| DATA FOR REVIEW |
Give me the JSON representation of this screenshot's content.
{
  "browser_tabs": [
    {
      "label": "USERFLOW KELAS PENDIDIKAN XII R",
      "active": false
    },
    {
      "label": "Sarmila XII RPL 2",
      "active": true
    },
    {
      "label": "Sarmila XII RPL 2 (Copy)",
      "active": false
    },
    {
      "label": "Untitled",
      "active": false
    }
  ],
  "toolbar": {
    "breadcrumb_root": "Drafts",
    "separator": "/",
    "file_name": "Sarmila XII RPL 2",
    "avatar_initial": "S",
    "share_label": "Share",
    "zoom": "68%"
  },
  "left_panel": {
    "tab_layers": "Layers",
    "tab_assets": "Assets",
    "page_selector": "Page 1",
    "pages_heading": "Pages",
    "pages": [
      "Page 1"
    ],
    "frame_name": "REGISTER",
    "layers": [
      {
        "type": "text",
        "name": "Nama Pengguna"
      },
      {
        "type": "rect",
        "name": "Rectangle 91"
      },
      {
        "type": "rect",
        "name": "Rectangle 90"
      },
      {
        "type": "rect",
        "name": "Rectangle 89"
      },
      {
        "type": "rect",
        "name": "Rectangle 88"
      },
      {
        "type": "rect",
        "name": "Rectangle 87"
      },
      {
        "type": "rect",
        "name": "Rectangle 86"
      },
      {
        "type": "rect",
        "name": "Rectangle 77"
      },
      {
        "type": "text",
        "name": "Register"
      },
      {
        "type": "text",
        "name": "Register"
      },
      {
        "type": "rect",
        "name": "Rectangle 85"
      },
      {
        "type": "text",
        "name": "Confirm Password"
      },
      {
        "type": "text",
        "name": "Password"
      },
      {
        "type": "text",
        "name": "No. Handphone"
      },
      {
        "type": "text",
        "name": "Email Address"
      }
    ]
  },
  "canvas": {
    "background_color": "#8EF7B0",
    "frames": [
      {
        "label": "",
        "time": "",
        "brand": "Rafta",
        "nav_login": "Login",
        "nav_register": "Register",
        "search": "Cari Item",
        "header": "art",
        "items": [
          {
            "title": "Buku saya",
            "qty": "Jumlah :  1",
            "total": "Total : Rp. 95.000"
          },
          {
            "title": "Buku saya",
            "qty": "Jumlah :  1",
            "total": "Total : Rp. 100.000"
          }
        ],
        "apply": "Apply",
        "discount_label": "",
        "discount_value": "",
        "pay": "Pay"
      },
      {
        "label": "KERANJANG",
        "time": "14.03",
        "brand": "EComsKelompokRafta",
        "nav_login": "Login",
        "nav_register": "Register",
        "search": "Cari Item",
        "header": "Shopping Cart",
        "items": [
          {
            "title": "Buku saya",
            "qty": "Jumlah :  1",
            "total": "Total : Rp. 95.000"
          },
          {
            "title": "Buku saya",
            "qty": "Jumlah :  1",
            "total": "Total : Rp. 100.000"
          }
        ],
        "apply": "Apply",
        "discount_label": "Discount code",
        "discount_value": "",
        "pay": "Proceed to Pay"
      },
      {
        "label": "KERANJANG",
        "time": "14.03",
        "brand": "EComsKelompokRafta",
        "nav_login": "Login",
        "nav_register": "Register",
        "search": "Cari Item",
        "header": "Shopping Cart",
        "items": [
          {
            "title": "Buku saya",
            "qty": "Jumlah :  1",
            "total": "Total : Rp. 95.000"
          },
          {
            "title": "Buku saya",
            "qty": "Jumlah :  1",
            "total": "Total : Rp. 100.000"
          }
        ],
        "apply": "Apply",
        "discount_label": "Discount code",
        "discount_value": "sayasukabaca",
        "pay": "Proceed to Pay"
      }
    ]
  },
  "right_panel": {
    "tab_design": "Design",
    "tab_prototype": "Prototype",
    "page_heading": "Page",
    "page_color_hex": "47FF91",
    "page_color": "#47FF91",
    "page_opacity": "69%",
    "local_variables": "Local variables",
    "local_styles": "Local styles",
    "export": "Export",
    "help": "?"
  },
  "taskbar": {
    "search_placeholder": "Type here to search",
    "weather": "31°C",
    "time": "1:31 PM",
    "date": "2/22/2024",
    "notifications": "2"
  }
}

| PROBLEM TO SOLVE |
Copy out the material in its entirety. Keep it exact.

| RESPONSE AREA |
Give me the JSON representation of this screenshot's content.
{
  "browser_tabs": [
    {
      "label": "USERFLOW KELAS PENDIDIKAN XII R",
      "active": false
    },
    {
      "label": "Sarmila XII RPL 2",
      "active": true
    },
    {
      "label": "Sarmila XII RPL 2 (Copy)",
      "active": false
    },
    {
      "label": "Untitled",
      "active": false
    }
  ],
  "toolbar": {
    "breadcrumb_root": "Drafts",
    "separator": "/",
    "file_name": "Sarmila XII RPL 2",
    "avatar_initial": "S",
    "share_label": "Share",
    "zoom": "68%"
  },
  "left_panel": {
    "tab_layers": "Layers",
    "tab_assets": "Assets",
    "page_selector": "Page 1",
    "pages_heading": "Pages",
    "pages": [
      "Page 1"
    ],
    "frame_name": "REGISTER",
    "layers": [
      {
        "type": "text",
        "name": "Nama Pengguna"
      },
      {
        "type": "rect",
        "name": "Rectangle 91"
      },
      {
        "type": "rect",
        "name": "Rectangle 90"
      },
      {
        "type": "rect",
        "name": "Rectangle 89"
      },
      {
        "type": "rect",
        "name": "Rectangle 88"
      },
      {
        "type": "rect",
        "name": "Rectangle 87"
      },
      {
        "type": "rect",
        "name": "Rectangle 86"
      },
      {
        "type": "rect",
        "name": "Rectangle 77"
      },
      {
        "type": "text",
        "name": "Register"
      },
      {
        "type": "text",
        "name": "Register"
      },
      {
        "type": "rect",
        "name": "Rectangle 85"
      },
      {
        "type": "text",
        "name": "Confirm Password"
      },
      {
        "type": "text",
        "name": "Password"
      },
      {
        "type": "text",
        "name": "No. Handphone"
      },
      {
        "type": "text",
        "name": "Email Address"
      }
    ]
  },
  "canvas": {
    "background_color": "#8EF7B0",
    "frames": [
      {
        "label": "",
        "time": "",
        "brand": "Rafta",
        "nav_login": "Login",
        "nav_register": "Register",
        "search": "Cari Item",
        "header": "art",
        "items": [
          {
            "title": "Buku saya",
            "qty": "Jumlah :  1",
            "total": "Total : Rp. 95.000"
          },
          {
            "title": "Buku saya",
            "qty": "Jumlah :  1",
            "total": "Total : Rp. 100.000"
          }
        ],
        "apply": "Apply",
        "discount_label": "",
        "discount_value": "",
        "pay": "Pay"
      },
      {
        "label": "KERANJANG",
        "time": "14.03",
        "brand": "EComsKelompokRafta",
        "nav_login": "Login",
        "nav_register": "Register",
        "search": "Cari Item",
        "header": "Shopping Cart",
        "items": [
          {
            "title": "Buku saya",
            "qty": "Jumlah :  1",
            "total": "Total : Rp. 95.000"
          },
          {
            "title": "Buku saya",
            "qty": "Jumlah :  1",
            "total": "Total : Rp. 100.000"
          }
        ],
        "apply": "Apply",
        "discount_label": "Discount code",
        "discount_value": "",
        "pay": "Proceed to Pay"
      },
      {
        "label": "KERANJANG",
        "time": "14.03",
        "brand": "EComsKelompokRafta",
        "nav_login": "Login",
        "nav_register": "Register",
        "search": "Cari Item",
        "header": "Shopping Cart",
        "items": [
          {
            "title": "Buku saya",
            "qty": "Jumlah :  1",
            "total": "Total : Rp. 95.000"
          },
          {
            "title": "Buku saya",
            "qty": "Jumlah :  1",
            "total": "Total : Rp. 100.000"
          }
        ],
        "apply": "Apply",
        "discount_label": "Discount code",
        "discount_value": "sayasukabaca",
        "pay": "Proceed to Pay"
      }
    ]
  },
  "right_panel": {
    "tab_design": "Design",
    "tab_prototype": "Prototype",
    "page_heading": "Page",
    "page_color_hex": "47FF91",
    "page_color": "#47FF91",
    "page_opacity": "69%",
    "local_variables": "Local variables",
    "local_styles": "Local styles",
    "export": "Export",
    "help": "?"
  },
  "taskbar": {
    "search_placeholder": "Type here to search",
    "weather": "31°C",
    "time": "1:31 PM",
    "date": "2/22/2024",
    "notifications": "2"
  }
}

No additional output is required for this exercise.